• [Dataset records]

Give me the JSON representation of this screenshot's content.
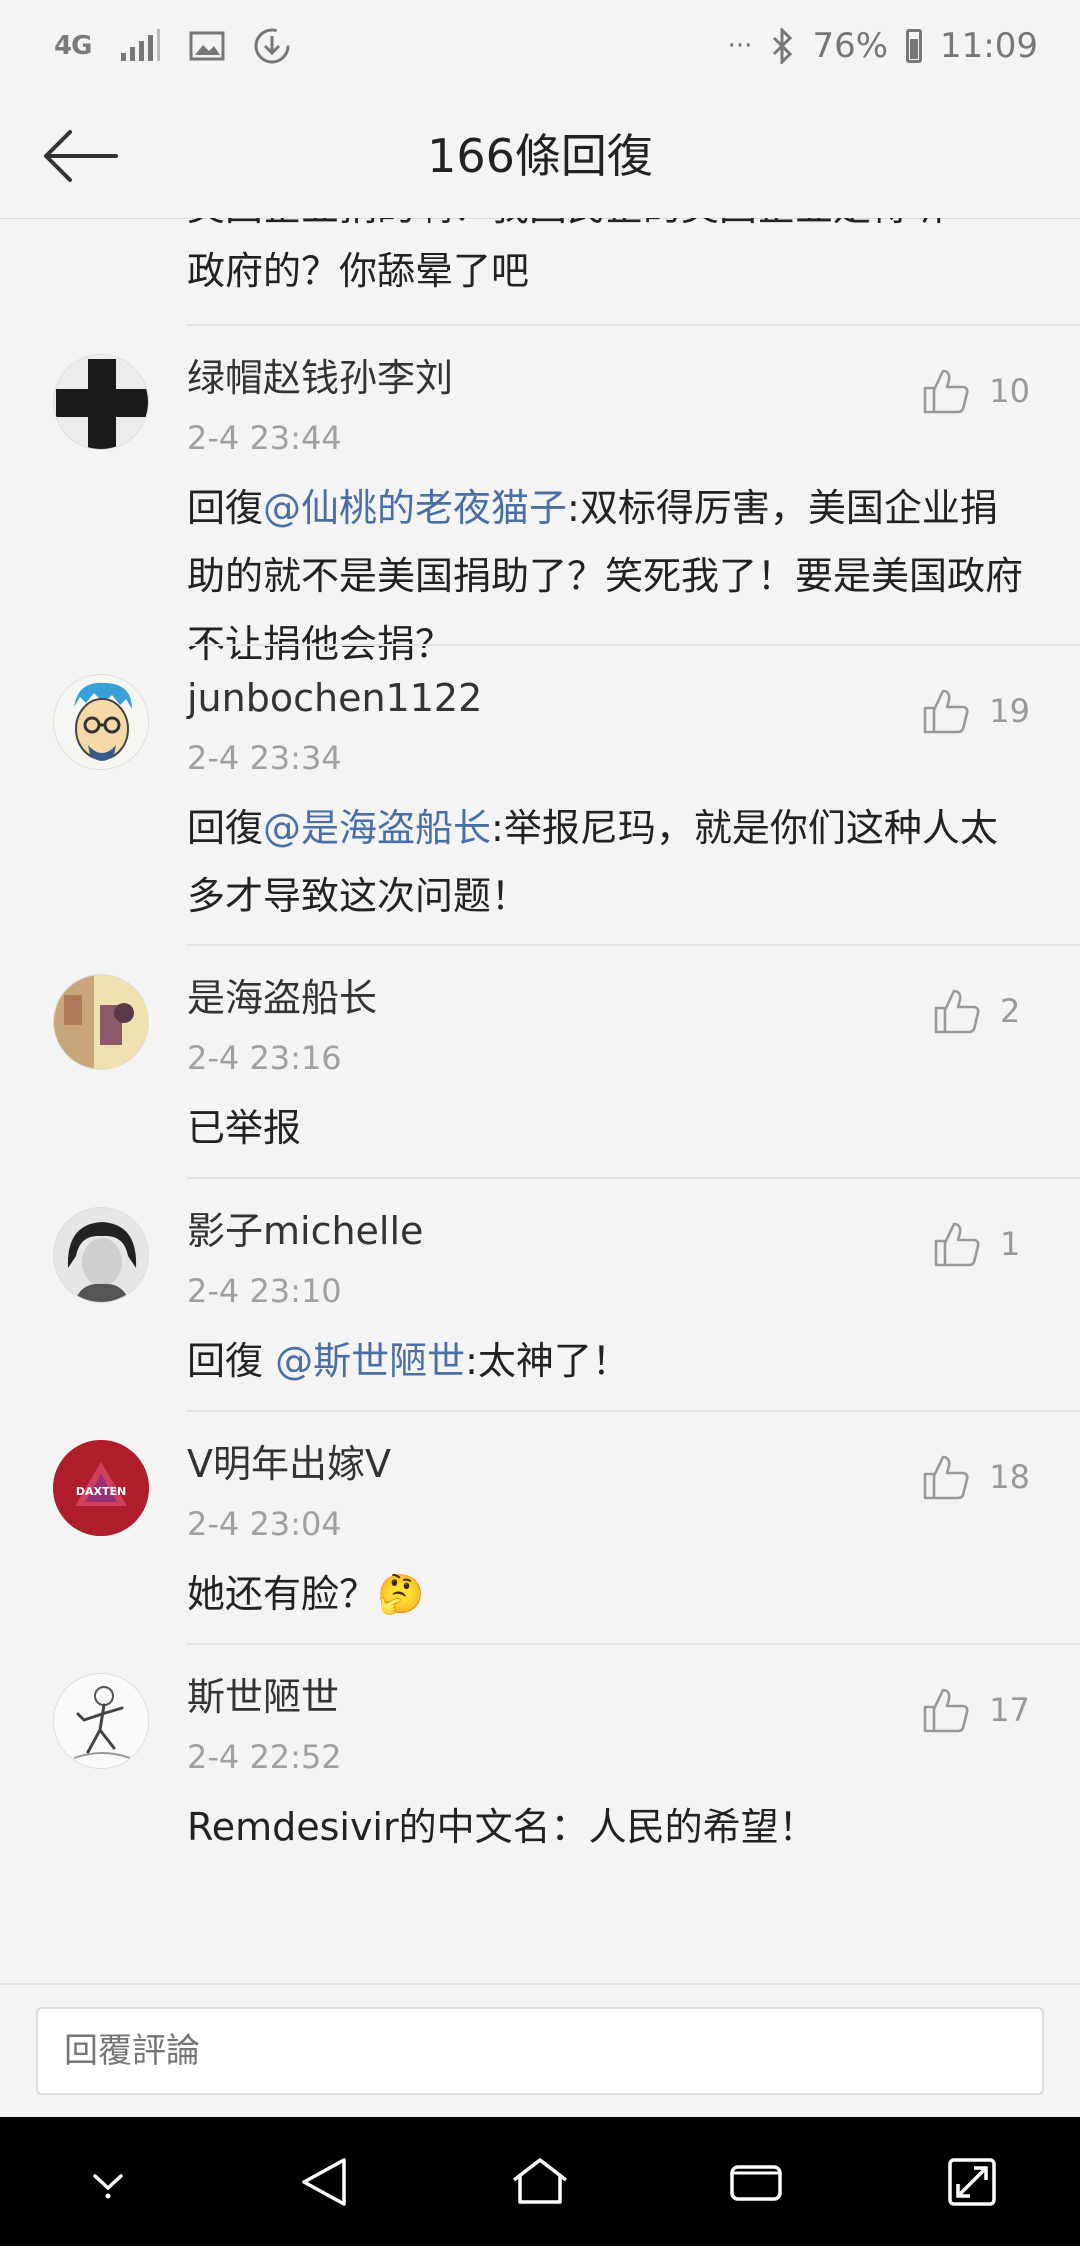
{
  "status_bar": {
    "network": "4G",
    "dots": "···",
    "battery": "76%",
    "time": "11:09"
  },
  "header": {
    "title": "166條回復"
  },
  "partial_comment": {
    "line1": "美国企业捐的啊？我国民企的美国企业是得听",
    "line2": "政府的？你舔晕了吧"
  },
  "comments": [
    {
      "username": "绿帽赵钱孙李刘",
      "time": "2-4 23:44",
      "likes": "10",
      "prefix": "回復",
      "mention": "@仙桃的老夜猫子",
      "text": ":双标得厉害，美国企业捐助的就不是美国捐助了？笑死我了！要是美国政府不让捐他会捐？"
    },
    {
      "username": "junbochen1122",
      "time": "2-4 23:34",
      "likes": "19",
      "prefix": "回復",
      "mention": "@是海盗船长",
      "text": ":举报尼玛，就是你们这种人太多才导致这次问题！"
    },
    {
      "username": "是海盗船长",
      "time": "2-4 23:16",
      "likes": "2",
      "prefix": "",
      "mention": "",
      "text": "已举报"
    },
    {
      "username": "影子michelle",
      "time": "2-4 23:10",
      "likes": "1",
      "prefix": "回復 ",
      "mention": "@斯世陋世",
      "text": ":太神了！"
    },
    {
      "username": "V明年出嫁V",
      "time": "2-4 23:04",
      "likes": "18",
      "prefix": "",
      "mention": "",
      "text": "她还有脸？",
      "emoji": "🤔"
    },
    {
      "username": "斯世陋世",
      "time": "2-4 22:52",
      "likes": "17",
      "prefix": "",
      "mention": "",
      "text": "Remdesivir的中文名：人民的希望！"
    }
  ],
  "reply_box": {
    "placeholder": "回覆評論"
  },
  "avatar_texts": {
    "daxten": "DAXTEN"
  },
  "colors": {
    "mention": "#4a6fa5",
    "background": "#f4f4f4",
    "nav_bar": "#000000"
  }
}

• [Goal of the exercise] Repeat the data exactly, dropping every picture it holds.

• [Output]
Give me the JSON representation of this screenshot's content.
{
  "status_bar": {
    "network": "4G",
    "dots": "···",
    "battery": "76%",
    "time": "11:09"
  },
  "header": {
    "title": "166條回復"
  },
  "partial_comment": {
    "line1": "美国企业捐的啊？我国民企的美国企业是得听",
    "line2": "政府的？你舔晕了吧"
  },
  "comments": [
    {
      "username": "绿帽赵钱孙李刘",
      "time": "2-4 23:44",
      "likes": "10",
      "prefix": "回復",
      "mention": "@仙桃的老夜猫子",
      "text": ":双标得厉害，美国企业捐助的就不是美国捐助了？笑死我了！要是美国政府不让捐他会捐？"
    },
    {
      "username": "junbochen1122",
      "time": "2-4 23:34",
      "likes": "19",
      "prefix": "回復",
      "mention": "@是海盗船长",
      "text": ":举报尼玛，就是你们这种人太多才导致这次问题！"
    },
    {
      "username": "是海盗船长",
      "time": "2-4 23:16",
      "likes": "2",
      "prefix": "",
      "mention": "",
      "text": "已举报"
    },
    {
      "username": "影子michelle",
      "time": "2-4 23:10",
      "likes": "1",
      "prefix": "回復 ",
      "mention": "@斯世陋世",
      "text": ":太神了！"
    },
    {
      "username": "V明年出嫁V",
      "time": "2-4 23:04",
      "likes": "18",
      "prefix": "",
      "mention": "",
      "text": "她还有脸？",
      "emoji": "🤔"
    },
    {
      "username": "斯世陋世",
      "time": "2-4 22:52",
      "likes": "17",
      "prefix": "",
      "mention": "",
      "text": "Remdesivir的中文名：人民的希望！"
    }
  ],
  "reply_box": {
    "placeholder": "回覆評論"
  },
  "avatar_texts": {
    "daxten": "DAXTEN"
  },
  "colors": {
    "mention": "#4a6fa5",
    "background": "#f4f4f4",
    "nav_bar": "#000000"
  }
}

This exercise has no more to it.